BW: What would be your fondest memory of her?
MG: How nice she was, she was a nice person. And that’s all why I felt the pathos, she wasn’t tough, hard – because if she was, she would have survived. But she couldn’t have survived; she was threatened by almost everything.
BW: I think we live in an age where glamour isn’t what it used to be. What do you think of the difference between now and then in terms of star power and starlets?
MG: I think there are eras. She (Marilyn) replaced Betty Grable who was the unquestionable pin-up girl throughout World War 2. There are some pictures of them together. She had a different road to hoe. Grable was a part of the war publicity, stuff to make you feel very patriotic. Monroe didn’t have that going for her. All she had was that she was the sexiest thing to come down the pike since Jean Harlow, and Harlow was another one of those stories that didn’t work out as well as it might have.
Look, it’s very tough, stardom, in itself for a man or woman, but particularly women. It’s a very hard, hard road to conquer and I don’t think she was strong enough, emotionally strong enough, to handle that and conquer it. I think it conquered her.
BW: Do you have a favorite photo you’ve taken, and the story behind it?
MG: The ones that I like the most, that you see here, are the ones over in the corner when she was at the baseball game, because she had yet to become an Icon. She was invited because everybody knew she was somebody who was trying to come up, and people were talking about her. So she threw out the first pitch at some charity ball game called the ‘Out of This World Series’ and she didn’t have anything to live up to. She wasn’t yet an icon, she actually enjoyed that evening, you can see by looking at the pictures. And it was only until she became coiffed, and groomed, and talked to by the 20th Century Fox PR staff about “Hey, we have a lot of responsibility, we have a lot of money riding on you, we’re making these movies that cost millions of dollars, etc, etc” and that just added to this feeling of ‘Oh boy, that’s on me.’ It was really sad.
It was a pleasure speaking to Mr. Garrett who treated Hollywood’s greatest with the upmost respect. To view more photos from the Marilyn exhibit and to purchase from the Marilyn Monroe collection, visit the Washington Square Hotel in New York City from now until Labor Day, or contact Marc Garrett at firstname.lastname@example.org for more information.

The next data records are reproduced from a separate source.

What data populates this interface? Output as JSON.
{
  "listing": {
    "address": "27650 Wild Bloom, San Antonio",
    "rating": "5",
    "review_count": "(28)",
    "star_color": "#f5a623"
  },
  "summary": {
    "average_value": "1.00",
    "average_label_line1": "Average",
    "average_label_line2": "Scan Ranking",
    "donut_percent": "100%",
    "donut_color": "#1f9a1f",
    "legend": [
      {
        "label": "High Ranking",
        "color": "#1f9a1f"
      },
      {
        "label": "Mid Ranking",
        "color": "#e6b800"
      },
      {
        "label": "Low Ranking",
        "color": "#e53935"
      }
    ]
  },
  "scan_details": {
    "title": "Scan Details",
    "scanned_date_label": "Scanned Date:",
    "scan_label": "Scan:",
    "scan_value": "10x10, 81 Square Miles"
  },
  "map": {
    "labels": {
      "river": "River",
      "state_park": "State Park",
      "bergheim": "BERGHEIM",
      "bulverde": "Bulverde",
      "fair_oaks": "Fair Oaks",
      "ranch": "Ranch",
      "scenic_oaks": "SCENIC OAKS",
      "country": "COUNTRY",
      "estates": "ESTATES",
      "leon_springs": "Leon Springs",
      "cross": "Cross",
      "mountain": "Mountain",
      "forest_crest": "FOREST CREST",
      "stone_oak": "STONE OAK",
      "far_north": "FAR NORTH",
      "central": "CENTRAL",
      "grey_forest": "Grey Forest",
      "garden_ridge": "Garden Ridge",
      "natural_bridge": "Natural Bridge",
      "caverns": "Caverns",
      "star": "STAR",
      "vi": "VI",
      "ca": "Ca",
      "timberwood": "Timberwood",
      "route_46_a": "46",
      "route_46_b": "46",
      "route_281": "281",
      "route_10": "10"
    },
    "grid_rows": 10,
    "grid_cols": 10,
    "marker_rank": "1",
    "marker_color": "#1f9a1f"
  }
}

- Marilyn Monroe’s Famous White Dress Sold for $5.6 Million! (news.instyle.com)
- Michelle Williams Begins Her Week With Marilyn Monroe and Dominic Cooper (popsugar.com)
- Champagne Named After Marilyn Monroe (femmesdallure.com)
- The Best Marilyn Monroe Shots You’ve Never Seen (stylecrave.com)
- New Marilyn Monroe photos unveiled on star’s 85th birthday (telegraph.co.uk)